= The problem =
Check each line of the records below and collect those that include the word "SolidWorks模型".

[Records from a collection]
Start of Block

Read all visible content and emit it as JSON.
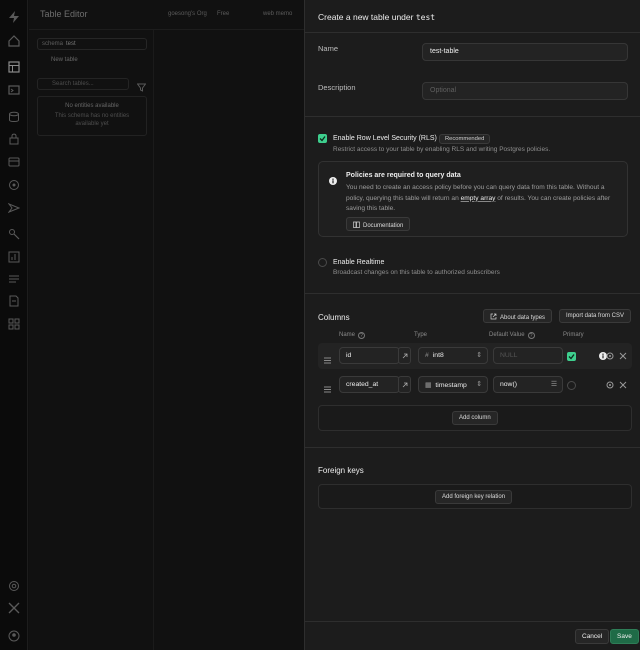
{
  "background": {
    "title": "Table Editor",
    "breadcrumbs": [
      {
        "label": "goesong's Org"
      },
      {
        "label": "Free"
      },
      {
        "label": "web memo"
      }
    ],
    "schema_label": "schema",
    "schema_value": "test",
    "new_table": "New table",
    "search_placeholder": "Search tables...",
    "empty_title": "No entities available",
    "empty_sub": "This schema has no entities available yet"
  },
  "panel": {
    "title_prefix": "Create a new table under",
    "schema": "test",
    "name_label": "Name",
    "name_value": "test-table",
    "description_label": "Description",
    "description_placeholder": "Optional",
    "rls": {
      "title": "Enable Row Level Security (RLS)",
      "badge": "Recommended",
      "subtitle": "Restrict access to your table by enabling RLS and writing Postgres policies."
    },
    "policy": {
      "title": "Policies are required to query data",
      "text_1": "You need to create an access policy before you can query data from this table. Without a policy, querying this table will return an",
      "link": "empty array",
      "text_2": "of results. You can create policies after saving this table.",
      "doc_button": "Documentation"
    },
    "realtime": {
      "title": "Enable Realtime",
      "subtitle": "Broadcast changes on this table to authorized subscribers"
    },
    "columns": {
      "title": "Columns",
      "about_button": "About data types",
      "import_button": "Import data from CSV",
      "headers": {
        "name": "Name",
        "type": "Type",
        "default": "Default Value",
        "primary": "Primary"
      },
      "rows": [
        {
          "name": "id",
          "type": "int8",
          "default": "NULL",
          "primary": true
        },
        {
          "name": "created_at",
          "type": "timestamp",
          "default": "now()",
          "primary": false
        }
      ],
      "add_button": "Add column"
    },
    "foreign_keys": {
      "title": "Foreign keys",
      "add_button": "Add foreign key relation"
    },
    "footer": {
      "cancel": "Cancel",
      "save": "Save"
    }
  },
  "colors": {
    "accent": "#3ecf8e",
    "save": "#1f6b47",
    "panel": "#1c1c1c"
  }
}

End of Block
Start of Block

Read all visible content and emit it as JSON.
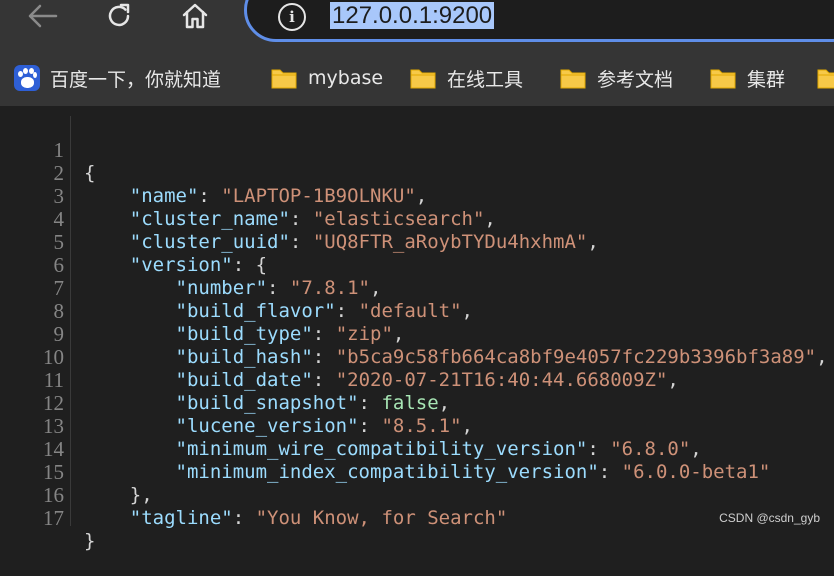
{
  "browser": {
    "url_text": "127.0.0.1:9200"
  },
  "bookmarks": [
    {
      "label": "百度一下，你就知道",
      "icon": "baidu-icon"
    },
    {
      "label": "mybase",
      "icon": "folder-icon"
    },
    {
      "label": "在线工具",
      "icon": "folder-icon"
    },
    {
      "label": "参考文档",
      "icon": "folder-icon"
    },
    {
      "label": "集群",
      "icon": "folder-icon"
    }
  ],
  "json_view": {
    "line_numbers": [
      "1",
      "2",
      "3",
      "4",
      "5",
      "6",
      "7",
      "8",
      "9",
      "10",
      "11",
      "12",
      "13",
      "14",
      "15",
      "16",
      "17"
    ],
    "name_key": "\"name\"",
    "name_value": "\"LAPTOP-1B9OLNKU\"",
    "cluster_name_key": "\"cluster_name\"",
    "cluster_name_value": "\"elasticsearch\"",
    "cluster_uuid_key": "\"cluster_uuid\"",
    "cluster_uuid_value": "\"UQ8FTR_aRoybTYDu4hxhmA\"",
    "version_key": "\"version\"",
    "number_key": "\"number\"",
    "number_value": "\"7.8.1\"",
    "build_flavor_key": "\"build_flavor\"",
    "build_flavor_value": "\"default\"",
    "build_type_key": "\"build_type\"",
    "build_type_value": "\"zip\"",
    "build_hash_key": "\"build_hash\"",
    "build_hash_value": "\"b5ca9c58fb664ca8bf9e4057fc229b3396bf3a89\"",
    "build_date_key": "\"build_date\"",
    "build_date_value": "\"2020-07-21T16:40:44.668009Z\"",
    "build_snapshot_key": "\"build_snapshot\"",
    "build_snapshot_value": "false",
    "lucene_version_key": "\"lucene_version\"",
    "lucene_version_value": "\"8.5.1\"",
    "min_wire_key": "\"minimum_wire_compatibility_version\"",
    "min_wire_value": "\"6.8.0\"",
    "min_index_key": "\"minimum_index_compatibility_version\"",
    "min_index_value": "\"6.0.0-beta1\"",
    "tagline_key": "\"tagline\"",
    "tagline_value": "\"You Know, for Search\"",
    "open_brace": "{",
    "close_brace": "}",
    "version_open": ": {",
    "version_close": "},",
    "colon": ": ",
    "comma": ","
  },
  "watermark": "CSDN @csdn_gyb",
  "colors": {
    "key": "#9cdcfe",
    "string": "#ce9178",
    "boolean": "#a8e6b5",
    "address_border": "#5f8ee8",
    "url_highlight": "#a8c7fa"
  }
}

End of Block
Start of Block

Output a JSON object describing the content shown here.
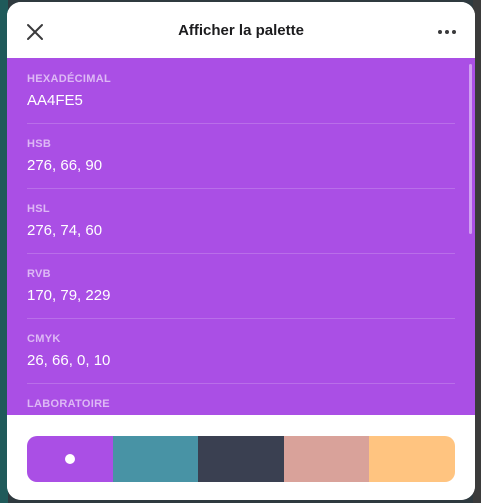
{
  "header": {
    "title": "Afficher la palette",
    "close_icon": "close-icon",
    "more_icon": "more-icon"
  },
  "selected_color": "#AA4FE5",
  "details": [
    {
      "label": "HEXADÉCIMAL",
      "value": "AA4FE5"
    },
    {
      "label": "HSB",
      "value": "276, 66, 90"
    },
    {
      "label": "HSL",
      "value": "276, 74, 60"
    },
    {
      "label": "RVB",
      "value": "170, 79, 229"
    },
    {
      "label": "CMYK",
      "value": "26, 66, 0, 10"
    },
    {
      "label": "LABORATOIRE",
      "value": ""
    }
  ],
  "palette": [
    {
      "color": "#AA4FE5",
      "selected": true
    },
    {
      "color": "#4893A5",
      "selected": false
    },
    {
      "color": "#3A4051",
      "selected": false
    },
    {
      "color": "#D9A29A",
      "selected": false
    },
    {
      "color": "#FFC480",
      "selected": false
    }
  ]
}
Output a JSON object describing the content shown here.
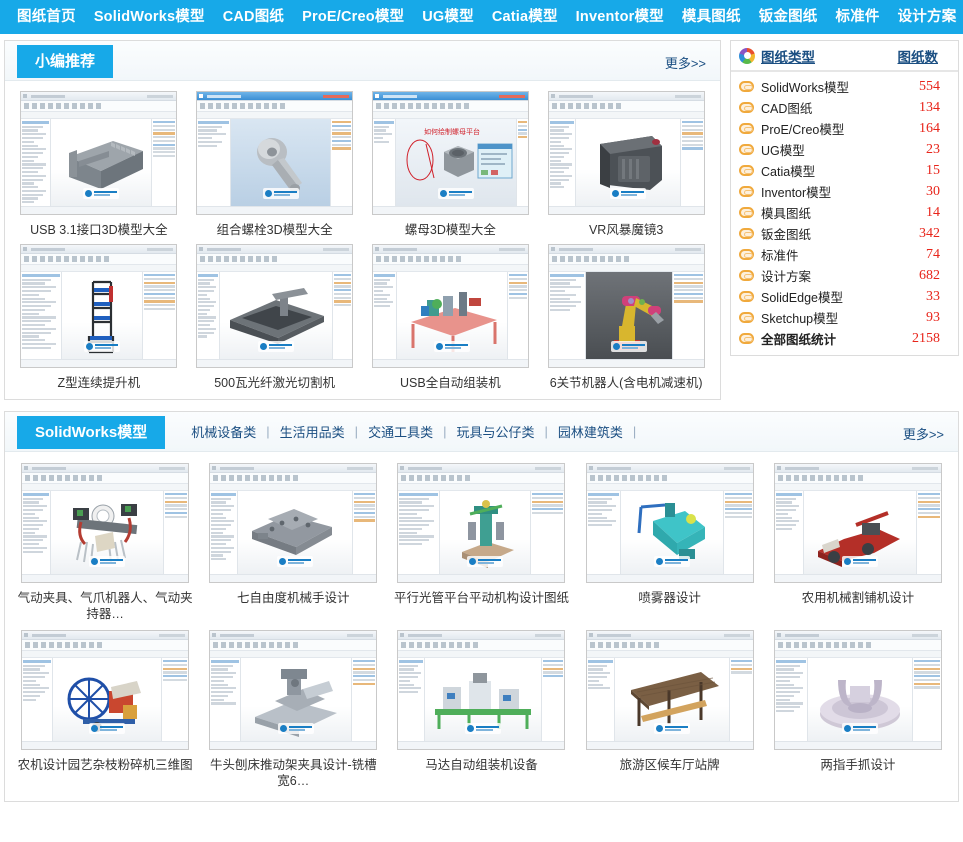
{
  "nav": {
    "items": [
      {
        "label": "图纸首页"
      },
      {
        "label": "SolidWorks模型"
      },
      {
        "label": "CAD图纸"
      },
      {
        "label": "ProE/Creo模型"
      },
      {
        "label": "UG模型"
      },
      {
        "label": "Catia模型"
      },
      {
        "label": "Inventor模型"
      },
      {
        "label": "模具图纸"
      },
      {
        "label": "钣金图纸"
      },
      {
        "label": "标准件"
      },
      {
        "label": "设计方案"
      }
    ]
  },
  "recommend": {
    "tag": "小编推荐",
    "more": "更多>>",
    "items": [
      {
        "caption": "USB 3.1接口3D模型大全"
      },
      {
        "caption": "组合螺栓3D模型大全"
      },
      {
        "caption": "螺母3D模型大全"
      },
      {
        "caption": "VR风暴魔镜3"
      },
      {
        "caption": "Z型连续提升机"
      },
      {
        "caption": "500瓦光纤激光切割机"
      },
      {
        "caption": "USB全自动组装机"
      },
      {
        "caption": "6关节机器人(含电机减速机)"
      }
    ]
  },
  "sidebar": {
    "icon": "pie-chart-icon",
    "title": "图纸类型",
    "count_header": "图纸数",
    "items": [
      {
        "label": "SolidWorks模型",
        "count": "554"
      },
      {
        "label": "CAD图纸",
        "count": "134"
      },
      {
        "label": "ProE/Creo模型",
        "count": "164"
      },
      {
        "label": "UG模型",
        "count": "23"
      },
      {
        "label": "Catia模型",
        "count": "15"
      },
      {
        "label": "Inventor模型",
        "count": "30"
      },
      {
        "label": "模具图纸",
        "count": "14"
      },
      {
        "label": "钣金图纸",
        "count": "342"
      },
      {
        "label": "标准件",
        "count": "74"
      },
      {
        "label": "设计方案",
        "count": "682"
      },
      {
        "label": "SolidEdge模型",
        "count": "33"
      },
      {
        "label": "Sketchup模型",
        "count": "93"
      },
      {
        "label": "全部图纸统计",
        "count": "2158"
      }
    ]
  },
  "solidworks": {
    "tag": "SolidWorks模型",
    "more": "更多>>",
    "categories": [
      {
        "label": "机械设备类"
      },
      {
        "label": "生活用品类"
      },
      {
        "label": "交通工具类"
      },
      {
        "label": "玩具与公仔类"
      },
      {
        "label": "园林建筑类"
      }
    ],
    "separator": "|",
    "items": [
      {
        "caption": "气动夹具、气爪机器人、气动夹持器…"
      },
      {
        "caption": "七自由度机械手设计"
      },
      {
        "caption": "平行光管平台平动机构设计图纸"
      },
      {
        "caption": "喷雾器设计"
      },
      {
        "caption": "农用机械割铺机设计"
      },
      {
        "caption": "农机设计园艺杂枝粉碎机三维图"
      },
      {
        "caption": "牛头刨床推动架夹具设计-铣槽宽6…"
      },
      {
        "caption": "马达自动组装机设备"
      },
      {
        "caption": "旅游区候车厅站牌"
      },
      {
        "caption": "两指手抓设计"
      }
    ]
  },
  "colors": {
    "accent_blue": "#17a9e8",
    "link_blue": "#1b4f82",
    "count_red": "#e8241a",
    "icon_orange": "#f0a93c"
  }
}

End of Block

= Your response =
        "label": "SolidWorks模型"
        "label": "SolidWorks模型",
    "tag": "SolidWorks模型",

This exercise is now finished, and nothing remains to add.